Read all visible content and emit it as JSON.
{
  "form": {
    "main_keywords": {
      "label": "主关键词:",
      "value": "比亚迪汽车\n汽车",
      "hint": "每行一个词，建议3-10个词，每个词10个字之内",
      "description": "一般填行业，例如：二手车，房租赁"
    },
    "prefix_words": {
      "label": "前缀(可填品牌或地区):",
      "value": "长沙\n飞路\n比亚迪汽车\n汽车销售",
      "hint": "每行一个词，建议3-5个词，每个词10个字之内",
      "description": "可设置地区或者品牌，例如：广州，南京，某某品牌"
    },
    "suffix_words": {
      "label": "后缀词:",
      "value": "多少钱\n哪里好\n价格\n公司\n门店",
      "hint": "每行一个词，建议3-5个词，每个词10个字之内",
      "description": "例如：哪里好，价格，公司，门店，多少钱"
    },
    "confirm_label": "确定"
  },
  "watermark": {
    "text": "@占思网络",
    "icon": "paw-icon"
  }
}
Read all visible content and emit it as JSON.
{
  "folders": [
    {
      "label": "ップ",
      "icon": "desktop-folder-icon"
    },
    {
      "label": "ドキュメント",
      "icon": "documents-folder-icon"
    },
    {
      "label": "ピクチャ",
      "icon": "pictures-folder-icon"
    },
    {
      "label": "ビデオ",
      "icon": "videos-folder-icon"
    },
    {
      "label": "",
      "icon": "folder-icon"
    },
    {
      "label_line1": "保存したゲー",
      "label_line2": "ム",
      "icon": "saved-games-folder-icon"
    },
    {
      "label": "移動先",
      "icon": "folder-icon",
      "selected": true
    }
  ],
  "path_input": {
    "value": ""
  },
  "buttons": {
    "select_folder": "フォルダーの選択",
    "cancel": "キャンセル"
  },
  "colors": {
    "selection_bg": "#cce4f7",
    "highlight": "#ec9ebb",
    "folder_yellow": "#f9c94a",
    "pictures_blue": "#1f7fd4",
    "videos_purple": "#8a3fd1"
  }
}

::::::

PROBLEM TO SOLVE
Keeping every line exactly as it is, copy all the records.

EXERCISE SOLUTION
Read all visible content and emit it as JSON.
{
  "form": {
    "main_keywords": {
      "label": "主关键词:",
      "value": "比亚迪汽车\n汽车",
      "hint": "每行一个词，建议3-10个词，每个词10个字之内",
      "description": "一般填行业，例如：二手车，房租赁"
    },
    "prefix_words": {
      "label": "前缀(可填品牌或地区):",
      "value": "长沙\n飞路\n比亚迪汽车\n汽车销售",
      "hint": "每行一个词，建议3-5个词，每个词10个字之内",
      "description": "可设置地区或者品牌，例如：广州，南京，某某品牌"
    },
    "suffix_words": {
      "label": "后缀词:",
      "value": "多少钱\n哪里好\n价格\n公司\n门店",
      "hint": "每行一个词，建议3-5个词，每个词10个字之内",
      "description": "例如：哪里好，价格，公司，门店，多少钱"
    },
    "confirm_label": "确定"
  },
  "watermark": {
    "text": "@占思网络",
    "icon": "paw-icon"
  }
}
Read all visible content and emit it as JSON.
{
  "folders": [
    {
      "label": "ップ",
      "icon": "desktop-folder-icon"
    },
    {
      "label": "ドキュメント",
      "icon": "documents-folder-icon"
    },
    {
      "label": "ピクチャ",
      "icon": "pictures-folder-icon"
    },
    {
      "label": "ビデオ",
      "icon": "videos-folder-icon"
    },
    {
      "label": "",
      "icon": "folder-icon"
    },
    {
      "label_line1": "保存したゲー",
      "label_line2": "ム",
      "icon": "saved-games-folder-icon"
    },
    {
      "label": "移動先",
      "icon": "folder-icon",
      "selected": true
    }
  ],
  "path_input": {
    "value": ""
  },
  "buttons": {
    "select_folder": "フォルダーの選択",
    "cancel": "キャンセル"
  },
  "colors": {
    "selection_bg": "#cce4f7",
    "highlight": "#ec9ebb",
    "folder_yellow": "#f9c94a",
    "pictures_blue": "#1f7fd4",
    "videos_purple": "#8a3fd1"
  }
}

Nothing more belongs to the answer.